She notes with a wistful smile, ‘Former students flew back from overseas and even some of the family members of his scholars were wondering out loud and blaming themselves for not doing more to help him survive his battle.
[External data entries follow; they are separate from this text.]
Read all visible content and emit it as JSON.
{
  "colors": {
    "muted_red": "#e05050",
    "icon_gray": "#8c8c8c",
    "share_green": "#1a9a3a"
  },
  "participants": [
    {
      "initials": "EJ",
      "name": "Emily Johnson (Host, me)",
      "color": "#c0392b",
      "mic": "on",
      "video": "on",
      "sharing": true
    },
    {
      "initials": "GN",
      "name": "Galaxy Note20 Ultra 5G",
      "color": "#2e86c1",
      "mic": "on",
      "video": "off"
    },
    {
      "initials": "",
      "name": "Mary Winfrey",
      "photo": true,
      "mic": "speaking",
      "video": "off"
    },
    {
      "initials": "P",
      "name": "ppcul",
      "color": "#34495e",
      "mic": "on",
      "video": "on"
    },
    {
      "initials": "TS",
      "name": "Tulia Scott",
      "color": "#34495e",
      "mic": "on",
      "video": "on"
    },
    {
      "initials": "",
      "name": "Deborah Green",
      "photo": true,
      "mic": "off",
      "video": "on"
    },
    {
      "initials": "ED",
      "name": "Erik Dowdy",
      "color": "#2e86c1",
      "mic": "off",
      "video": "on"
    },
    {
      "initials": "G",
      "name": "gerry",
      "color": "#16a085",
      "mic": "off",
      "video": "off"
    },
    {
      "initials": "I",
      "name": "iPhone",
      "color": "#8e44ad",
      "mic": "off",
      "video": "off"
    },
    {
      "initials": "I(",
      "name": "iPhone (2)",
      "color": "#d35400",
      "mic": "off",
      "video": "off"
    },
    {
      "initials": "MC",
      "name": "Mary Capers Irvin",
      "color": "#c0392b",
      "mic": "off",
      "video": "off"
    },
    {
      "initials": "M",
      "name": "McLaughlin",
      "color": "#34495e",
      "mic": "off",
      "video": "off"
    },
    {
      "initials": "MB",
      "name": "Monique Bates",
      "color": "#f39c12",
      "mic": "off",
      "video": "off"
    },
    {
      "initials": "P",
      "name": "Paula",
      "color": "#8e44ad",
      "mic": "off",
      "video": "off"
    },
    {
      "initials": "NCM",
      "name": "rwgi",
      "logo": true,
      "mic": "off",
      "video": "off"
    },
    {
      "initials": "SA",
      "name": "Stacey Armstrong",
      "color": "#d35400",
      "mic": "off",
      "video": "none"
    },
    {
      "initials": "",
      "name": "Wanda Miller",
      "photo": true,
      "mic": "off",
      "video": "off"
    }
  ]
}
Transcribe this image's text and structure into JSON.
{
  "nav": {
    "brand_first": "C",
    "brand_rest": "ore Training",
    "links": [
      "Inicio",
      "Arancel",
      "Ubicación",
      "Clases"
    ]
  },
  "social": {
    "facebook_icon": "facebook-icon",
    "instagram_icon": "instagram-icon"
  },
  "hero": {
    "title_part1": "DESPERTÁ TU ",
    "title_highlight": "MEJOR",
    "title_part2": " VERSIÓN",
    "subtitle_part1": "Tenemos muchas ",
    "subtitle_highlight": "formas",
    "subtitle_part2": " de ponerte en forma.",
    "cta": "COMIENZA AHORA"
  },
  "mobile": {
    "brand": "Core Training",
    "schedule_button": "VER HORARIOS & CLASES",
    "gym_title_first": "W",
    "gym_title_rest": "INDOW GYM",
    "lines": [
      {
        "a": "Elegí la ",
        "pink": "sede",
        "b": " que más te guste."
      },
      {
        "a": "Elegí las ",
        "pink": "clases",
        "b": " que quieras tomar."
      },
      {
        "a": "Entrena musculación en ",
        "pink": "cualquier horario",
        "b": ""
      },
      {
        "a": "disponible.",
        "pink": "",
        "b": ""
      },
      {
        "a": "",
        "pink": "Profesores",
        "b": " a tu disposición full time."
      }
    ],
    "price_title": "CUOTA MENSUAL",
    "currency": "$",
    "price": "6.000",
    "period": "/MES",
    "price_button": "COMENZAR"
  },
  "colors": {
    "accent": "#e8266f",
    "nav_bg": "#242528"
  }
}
When you have people who weren’t even related to you expressing that sort of love and anguish, I think you must have done something right in your life.’

Thank you Mr Lam, for your years of dedication to the school and the many Rafflesians that have been touched by your love and generosity.
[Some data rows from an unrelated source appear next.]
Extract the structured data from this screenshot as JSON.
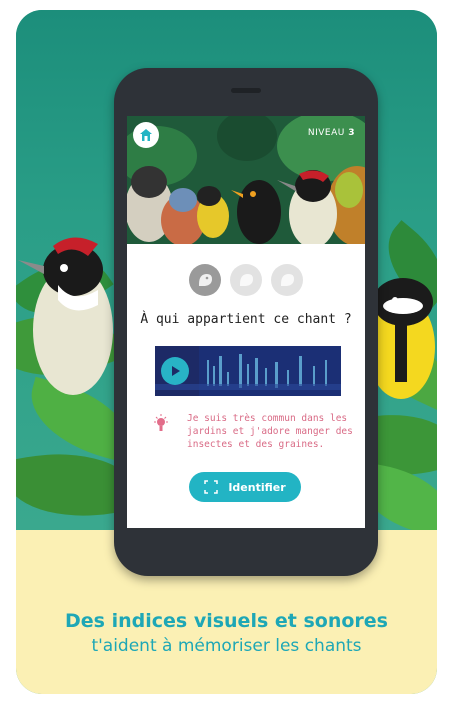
{
  "screen": {
    "level_label": "NIVEAU",
    "level_number": "3",
    "question": "À qui appartient ce chant ?",
    "hint_text": "Je suis très commun dans les jardins et j'adore manger des insectes et des graines.",
    "identify_label": "Identifier",
    "hints": [
      {
        "state": "active",
        "icon": "bird-head-icon"
      },
      {
        "state": "inactive",
        "icon": "bird-head-icon"
      },
      {
        "state": "inactive",
        "icon": "bird-head-icon"
      }
    ]
  },
  "caption": {
    "line1": "Des indices visuels et sonores",
    "line2": "t'aident à mémoriser les chants"
  },
  "colors": {
    "accent": "#22b4c4",
    "hint_text": "#d96b86",
    "caption": "#1ea7b6",
    "cream": "#fbf0b4"
  }
}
Auspicium Melloris Aevi.

The Lam Nam Soon Scholarship was started on 26 November 2016 and will be awarded to a Rafflesian student in financial need throughout his or her 2 or 6 years with the school.
Whether big or small, your donation will help ensure that RI continues to be open to students from all socioeconomic backgrounds – that no student will be turned away because of financial need or difficulty. 

To make a donation,  

ONLINE (for donations of S$3000 and below)
Fill up our online donation form.
In the field ‘Gift Designation’, click on the drop-down menu and select ‘Existing Scholarship’.
In the next field, ‘Existing Scholarship’, type ‘Lam Nam Soon Scholarship’.
Complete the form and submit it online.


OFFLINE (for donations of any amount)
Via Bank Transfer, Credit Card or Cheque (crossed and made payable to ‘Raffles Institution).                                                                                                                                             Download and print this gift form, and send the completed form to us via email (to rafflesalumni@ri.edu.sg), fax or physical post.                                                                                 Should you be making your gift via Bank Transfer, kindly include your NRIC number in ‘Comments to Payee’ as part of your actual transfer. This will enable us to match the transfer to the information you’ve provided in the gift form.